===== THE INPUT

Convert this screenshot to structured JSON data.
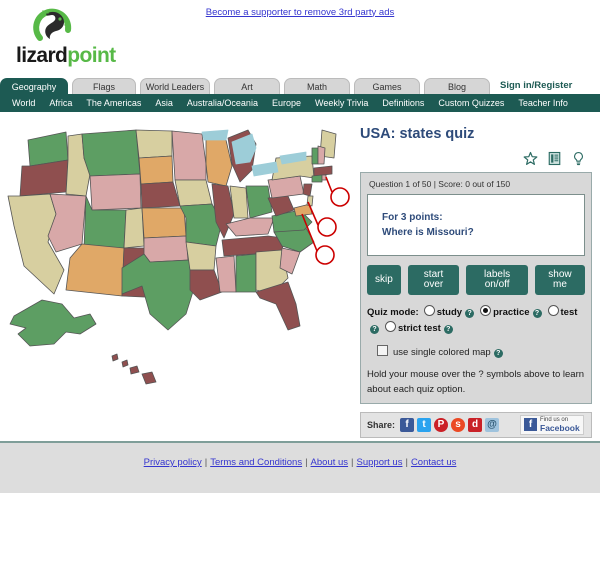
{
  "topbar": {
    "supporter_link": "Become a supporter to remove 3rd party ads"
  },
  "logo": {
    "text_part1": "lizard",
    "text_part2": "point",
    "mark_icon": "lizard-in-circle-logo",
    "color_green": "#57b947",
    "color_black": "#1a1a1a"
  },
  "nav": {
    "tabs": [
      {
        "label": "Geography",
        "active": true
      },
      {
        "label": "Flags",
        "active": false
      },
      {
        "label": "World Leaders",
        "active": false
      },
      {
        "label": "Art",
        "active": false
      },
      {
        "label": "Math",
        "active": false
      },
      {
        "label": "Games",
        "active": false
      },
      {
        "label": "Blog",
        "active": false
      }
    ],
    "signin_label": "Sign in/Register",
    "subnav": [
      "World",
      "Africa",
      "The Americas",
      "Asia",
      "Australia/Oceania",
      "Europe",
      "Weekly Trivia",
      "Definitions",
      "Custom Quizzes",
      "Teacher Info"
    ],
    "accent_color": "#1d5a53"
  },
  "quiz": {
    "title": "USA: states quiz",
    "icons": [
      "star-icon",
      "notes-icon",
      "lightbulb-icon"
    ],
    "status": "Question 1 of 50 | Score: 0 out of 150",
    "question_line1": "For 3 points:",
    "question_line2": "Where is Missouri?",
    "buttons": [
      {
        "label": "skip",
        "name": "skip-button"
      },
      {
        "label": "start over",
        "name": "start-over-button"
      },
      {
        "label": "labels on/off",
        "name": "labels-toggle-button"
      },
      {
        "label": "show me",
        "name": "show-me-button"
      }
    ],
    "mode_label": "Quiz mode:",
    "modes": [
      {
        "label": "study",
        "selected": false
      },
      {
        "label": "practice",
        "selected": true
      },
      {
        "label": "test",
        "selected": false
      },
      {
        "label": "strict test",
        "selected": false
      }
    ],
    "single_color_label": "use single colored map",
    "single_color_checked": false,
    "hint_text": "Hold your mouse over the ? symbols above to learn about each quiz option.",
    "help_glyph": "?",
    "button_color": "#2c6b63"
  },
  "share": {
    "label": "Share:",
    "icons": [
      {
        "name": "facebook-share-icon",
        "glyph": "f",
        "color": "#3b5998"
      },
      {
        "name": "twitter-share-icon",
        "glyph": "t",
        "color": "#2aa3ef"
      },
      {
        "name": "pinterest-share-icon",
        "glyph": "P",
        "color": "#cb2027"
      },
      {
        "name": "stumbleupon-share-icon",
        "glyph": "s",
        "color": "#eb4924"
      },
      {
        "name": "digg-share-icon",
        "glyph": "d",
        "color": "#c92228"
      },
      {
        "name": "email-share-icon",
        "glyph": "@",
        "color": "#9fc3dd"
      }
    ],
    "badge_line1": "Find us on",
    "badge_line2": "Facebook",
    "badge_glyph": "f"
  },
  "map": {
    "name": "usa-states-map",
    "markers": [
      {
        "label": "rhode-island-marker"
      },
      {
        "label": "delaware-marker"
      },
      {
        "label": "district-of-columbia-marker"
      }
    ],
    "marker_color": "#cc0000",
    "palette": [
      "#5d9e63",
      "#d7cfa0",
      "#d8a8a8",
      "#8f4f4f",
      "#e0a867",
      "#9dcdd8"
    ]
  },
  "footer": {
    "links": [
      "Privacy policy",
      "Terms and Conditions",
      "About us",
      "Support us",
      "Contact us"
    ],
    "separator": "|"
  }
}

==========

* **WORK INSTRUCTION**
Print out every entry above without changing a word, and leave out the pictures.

* **TASK OUTPUT**
Convert this screenshot to structured JSON data.
{
  "topbar": {
    "supporter_link": "Become a supporter to remove 3rd party ads"
  },
  "logo": {
    "text_part1": "lizard",
    "text_part2": "point",
    "mark_icon": "lizard-in-circle-logo",
    "color_green": "#57b947",
    "color_black": "#1a1a1a"
  },
  "nav": {
    "tabs": [
      {
        "label": "Geography",
        "active": true
      },
      {
        "label": "Flags",
        "active": false
      },
      {
        "label": "World Leaders",
        "active": false
      },
      {
        "label": "Art",
        "active": false
      },
      {
        "label": "Math",
        "active": false
      },
      {
        "label": "Games",
        "active": false
      },
      {
        "label": "Blog",
        "active": false
      }
    ],
    "signin_label": "Sign in/Register",
    "subnav": [
      "World",
      "Africa",
      "The Americas",
      "Asia",
      "Australia/Oceania",
      "Europe",
      "Weekly Trivia",
      "Definitions",
      "Custom Quizzes",
      "Teacher Info"
    ],
    "accent_color": "#1d5a53"
  },
  "quiz": {
    "title": "USA: states quiz",
    "icons": [
      "star-icon",
      "notes-icon",
      "lightbulb-icon"
    ],
    "status": "Question 1 of 50 | Score: 0 out of 150",
    "question_line1": "For 3 points:",
    "question_line2": "Where is Missouri?",
    "buttons": [
      {
        "label": "skip",
        "name": "skip-button"
      },
      {
        "label": "start over",
        "name": "start-over-button"
      },
      {
        "label": "labels on/off",
        "name": "labels-toggle-button"
      },
      {
        "label": "show me",
        "name": "show-me-button"
      }
    ],
    "mode_label": "Quiz mode:",
    "modes": [
      {
        "label": "study",
        "selected": false
      },
      {
        "label": "practice",
        "selected": true
      },
      {
        "label": "test",
        "selected": false
      },
      {
        "label": "strict test",
        "selected": false
      }
    ],
    "single_color_label": "use single colored map",
    "single_color_checked": false,
    "hint_text": "Hold your mouse over the ? symbols above to learn about each quiz option.",
    "help_glyph": "?",
    "button_color": "#2c6b63"
  },
  "share": {
    "label": "Share:",
    "icons": [
      {
        "name": "facebook-share-icon",
        "glyph": "f",
        "color": "#3b5998"
      },
      {
        "name": "twitter-share-icon",
        "glyph": "t",
        "color": "#2aa3ef"
      },
      {
        "name": "pinterest-share-icon",
        "glyph": "P",
        "color": "#cb2027"
      },
      {
        "name": "stumbleupon-share-icon",
        "glyph": "s",
        "color": "#eb4924"
      },
      {
        "name": "digg-share-icon",
        "glyph": "d",
        "color": "#c92228"
      },
      {
        "name": "email-share-icon",
        "glyph": "@",
        "color": "#9fc3dd"
      }
    ],
    "badge_line1": "Find us on",
    "badge_line2": "Facebook",
    "badge_glyph": "f"
  },
  "map": {
    "name": "usa-states-map",
    "markers": [
      {
        "label": "rhode-island-marker"
      },
      {
        "label": "delaware-marker"
      },
      {
        "label": "district-of-columbia-marker"
      }
    ],
    "marker_color": "#cc0000",
    "palette": [
      "#5d9e63",
      "#d7cfa0",
      "#d8a8a8",
      "#8f4f4f",
      "#e0a867",
      "#9dcdd8"
    ]
  },
  "footer": {
    "links": [
      "Privacy policy",
      "Terms and Conditions",
      "About us",
      "Support us",
      "Contact us"
    ],
    "separator": "|"
  }
}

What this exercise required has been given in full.